By Joe Dyer
Director of Experience Strategy & Insight, projekt202
As teams drive to deliver products or services to their respective marketplaces, they often need to contend with internal battles or friction inside their companies and sometimes on their own teams.
Too few teams understand that there is tremendous value in:
- A shared understanding of the problem(s) to be solved
- Deep insights into the needs of customers
- Agreement on a prioritized product roadmap
What is at stake is bigger than just having a roadmap. It is more important than marketing data. It is about the team having the same priorities at any given moment — and those priorities are in alignment with the needs and aspirations of customers.
How might a product team gain a shared understanding of the problems to be solved? It won’t be through some exercise in gaining feature parity with a competitor. In fact, feature bloat is a well-worn road to product ruin. The answer lies in exposure hours. Exposure hours are nothing more than having team members (preferably UX practitioners) spend time watching customers interact with a product or service.
Whether in the field or in a lab setting, there are a number of ways to gain exposure hours. But no matter which methods you undertake, you need to build your case with evidence. Avoid any paths that lead to ambiguity, such as focus groups. Focus groups are notoriously bad at allowing myriad extraneous variables and ambiguity to muddy a data set.
Methods that employ direct observation of the end user are best. These observations are ideal when the study participant is engaged in completing a task or specified activity. Only then can real context of interactions be gained — the good, the bad, and sometimes the catastrophic.

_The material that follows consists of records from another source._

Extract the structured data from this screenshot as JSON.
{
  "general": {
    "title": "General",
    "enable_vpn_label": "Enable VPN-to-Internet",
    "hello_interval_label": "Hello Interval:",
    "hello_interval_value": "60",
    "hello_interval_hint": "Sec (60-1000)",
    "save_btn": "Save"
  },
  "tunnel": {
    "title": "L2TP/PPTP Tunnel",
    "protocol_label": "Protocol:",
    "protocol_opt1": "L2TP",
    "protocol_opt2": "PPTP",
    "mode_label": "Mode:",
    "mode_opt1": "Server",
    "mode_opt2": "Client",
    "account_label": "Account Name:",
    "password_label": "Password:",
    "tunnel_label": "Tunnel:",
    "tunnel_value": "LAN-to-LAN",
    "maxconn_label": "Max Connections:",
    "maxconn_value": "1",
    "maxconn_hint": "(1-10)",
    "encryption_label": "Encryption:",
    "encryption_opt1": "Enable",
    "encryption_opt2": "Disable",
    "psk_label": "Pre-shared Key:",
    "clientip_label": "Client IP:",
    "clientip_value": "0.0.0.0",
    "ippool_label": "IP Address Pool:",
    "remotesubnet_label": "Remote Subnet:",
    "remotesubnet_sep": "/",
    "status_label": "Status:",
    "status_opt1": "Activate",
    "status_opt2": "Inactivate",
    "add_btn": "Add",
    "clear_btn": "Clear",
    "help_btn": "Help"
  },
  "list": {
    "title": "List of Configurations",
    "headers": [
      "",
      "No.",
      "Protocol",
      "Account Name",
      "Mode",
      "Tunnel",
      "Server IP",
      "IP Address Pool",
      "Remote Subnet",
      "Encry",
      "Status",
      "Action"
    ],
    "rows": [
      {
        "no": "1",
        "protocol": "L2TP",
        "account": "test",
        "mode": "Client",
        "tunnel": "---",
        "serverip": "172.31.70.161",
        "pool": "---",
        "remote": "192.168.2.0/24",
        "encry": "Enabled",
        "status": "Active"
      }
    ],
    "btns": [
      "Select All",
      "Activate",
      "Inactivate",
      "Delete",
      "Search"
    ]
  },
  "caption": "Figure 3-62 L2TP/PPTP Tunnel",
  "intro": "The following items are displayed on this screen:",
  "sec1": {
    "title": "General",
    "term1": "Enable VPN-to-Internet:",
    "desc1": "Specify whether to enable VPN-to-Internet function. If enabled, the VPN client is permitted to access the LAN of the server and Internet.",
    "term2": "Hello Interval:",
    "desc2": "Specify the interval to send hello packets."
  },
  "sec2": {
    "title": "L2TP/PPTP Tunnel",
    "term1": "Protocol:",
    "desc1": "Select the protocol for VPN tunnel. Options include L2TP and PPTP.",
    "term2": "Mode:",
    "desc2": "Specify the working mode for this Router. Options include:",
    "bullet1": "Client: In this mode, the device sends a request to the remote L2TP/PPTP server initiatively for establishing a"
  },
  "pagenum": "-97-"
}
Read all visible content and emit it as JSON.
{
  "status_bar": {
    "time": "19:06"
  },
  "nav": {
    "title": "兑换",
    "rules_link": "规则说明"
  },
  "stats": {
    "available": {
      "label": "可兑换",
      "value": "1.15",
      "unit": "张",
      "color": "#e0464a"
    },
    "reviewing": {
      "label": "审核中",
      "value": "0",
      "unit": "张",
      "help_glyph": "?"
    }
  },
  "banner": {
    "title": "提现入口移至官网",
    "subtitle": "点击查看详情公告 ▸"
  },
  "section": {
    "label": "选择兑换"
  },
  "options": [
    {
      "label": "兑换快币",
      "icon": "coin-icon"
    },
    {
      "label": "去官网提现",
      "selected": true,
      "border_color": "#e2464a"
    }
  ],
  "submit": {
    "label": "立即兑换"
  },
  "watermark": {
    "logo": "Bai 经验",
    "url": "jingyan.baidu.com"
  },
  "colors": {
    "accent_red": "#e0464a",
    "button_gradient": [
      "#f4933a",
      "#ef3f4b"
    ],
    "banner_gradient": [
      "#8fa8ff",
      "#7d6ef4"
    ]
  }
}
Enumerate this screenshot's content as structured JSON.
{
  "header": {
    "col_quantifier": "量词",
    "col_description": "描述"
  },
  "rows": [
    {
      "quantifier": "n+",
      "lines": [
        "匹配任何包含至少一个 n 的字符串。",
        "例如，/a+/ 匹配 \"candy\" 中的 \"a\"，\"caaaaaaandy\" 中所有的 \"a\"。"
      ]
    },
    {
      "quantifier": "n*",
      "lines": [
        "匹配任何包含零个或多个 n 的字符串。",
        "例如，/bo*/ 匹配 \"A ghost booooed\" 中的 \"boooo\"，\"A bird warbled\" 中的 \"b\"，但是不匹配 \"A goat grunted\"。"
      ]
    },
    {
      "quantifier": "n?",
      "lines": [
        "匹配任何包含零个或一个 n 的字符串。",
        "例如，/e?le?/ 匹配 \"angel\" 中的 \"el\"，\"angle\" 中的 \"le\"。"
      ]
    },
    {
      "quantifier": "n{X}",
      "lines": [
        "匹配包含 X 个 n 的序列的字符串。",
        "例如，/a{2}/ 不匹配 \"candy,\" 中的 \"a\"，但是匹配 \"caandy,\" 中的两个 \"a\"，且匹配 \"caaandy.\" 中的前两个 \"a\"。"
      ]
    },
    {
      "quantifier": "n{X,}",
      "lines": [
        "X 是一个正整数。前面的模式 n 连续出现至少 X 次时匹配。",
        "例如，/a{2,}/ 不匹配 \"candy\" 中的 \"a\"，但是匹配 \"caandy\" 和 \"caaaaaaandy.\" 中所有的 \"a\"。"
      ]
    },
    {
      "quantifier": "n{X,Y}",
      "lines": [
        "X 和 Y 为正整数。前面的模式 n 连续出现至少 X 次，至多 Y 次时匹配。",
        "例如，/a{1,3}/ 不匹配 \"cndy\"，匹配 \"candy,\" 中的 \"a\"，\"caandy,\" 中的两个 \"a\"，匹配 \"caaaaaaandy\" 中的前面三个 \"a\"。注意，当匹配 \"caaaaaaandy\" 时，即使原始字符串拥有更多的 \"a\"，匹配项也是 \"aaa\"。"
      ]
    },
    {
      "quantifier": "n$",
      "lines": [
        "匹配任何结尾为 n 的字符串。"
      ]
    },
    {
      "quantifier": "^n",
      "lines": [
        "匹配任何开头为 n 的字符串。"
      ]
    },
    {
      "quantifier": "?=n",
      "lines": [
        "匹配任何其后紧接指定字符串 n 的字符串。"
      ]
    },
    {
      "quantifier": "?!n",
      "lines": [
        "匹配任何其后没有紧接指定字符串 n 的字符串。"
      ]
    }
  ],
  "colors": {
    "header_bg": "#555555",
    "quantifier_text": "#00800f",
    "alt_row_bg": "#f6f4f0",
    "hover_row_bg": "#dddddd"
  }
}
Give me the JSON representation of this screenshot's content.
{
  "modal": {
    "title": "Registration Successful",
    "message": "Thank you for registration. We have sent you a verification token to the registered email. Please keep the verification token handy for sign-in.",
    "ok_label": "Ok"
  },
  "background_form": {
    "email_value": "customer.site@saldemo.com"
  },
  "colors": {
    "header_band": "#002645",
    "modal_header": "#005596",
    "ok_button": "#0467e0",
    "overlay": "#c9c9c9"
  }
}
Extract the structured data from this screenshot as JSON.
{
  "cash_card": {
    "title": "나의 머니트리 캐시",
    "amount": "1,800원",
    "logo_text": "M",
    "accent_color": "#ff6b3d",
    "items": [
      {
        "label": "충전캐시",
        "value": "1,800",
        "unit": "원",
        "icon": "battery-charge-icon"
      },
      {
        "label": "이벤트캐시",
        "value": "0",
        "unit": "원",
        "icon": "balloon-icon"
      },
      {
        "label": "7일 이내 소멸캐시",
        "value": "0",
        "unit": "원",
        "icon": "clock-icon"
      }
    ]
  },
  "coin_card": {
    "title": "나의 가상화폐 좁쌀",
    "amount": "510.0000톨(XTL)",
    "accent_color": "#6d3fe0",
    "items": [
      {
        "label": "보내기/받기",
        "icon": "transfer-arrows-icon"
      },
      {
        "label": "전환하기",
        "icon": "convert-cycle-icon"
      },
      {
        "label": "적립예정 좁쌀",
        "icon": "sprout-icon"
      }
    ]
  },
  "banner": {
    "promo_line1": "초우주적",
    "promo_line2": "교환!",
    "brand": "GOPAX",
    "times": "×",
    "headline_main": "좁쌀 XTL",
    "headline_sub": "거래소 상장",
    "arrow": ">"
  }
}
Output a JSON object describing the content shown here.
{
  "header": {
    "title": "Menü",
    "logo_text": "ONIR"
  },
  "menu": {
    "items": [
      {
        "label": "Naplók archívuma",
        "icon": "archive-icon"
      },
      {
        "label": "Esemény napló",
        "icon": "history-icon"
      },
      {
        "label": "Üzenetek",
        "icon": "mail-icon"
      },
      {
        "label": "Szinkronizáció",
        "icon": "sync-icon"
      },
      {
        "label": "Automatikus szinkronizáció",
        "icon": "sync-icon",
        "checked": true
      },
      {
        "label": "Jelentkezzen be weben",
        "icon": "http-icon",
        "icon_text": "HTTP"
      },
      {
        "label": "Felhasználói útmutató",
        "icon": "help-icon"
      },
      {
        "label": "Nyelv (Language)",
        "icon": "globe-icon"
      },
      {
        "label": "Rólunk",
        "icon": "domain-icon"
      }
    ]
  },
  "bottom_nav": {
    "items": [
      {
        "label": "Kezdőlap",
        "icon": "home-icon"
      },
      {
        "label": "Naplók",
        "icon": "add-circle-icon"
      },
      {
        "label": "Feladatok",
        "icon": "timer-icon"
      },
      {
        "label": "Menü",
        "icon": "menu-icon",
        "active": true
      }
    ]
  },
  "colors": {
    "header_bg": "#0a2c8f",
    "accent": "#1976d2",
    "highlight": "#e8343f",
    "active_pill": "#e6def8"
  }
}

By observing and studying customers, evidence is built by collecting the quotes of the user, or Voice of the Customer (VOC). These are quotes and declarations heard while using the software or service. Observable behaviors, the kind that few would think of reporting in survey data, is another form of evidence and grows stronger when patterns of behavior emerge from studying groups of users. Documenting similarities and differences of user types across a range of customers with credible methods now positions the team to begin building credibility.
Credibility is the quality of being convincing or believable. Members of a product team will find they are far more effective at gaining credibility when they replace what is unknown with something learned or when they replace subjective opinion with observable facts. Team members who traffic in facts and data quickly build trust across an organization and with their peers and leadership. Additionally, there is typically an increase in team morale when feature choices and the product roadmap harmonize with and is led by a credible approach to studying users.
One way for a product team’s wheels to grind to a halt is when there is an abundance of diverse opinions on ‘what the customer needs.’ Driving out opinions with evidence and data is really the goal here. Team members who observe, study and analyze user behaviors find that deeply-held suppositions fall away quickly if there is no data to support the opinion. Replacing guesses and subjectivity with data and VOC is how a team builds credibility within the organization. The team is better positioned to request funding, defend design choices, and make better long-term strategic decisions.
Building consensus is your force multiplier. If all team members are joined together in a shared understanding of the problems and their solutions, higher velocity can be achieved and pitched battles avoided.
Enjoying What You Have Built
Teams that share an understanding of the needs of their customers are happier teams. Individual agendas are sidelined, customers are put at the center of the experience, and solutions are brought to market in shorter cycles. These are the product teams that create value and are themselves valued in the organization.
Are you ready to get started building credibility and consensus in your organization? Contact us at projekt202 to learn how.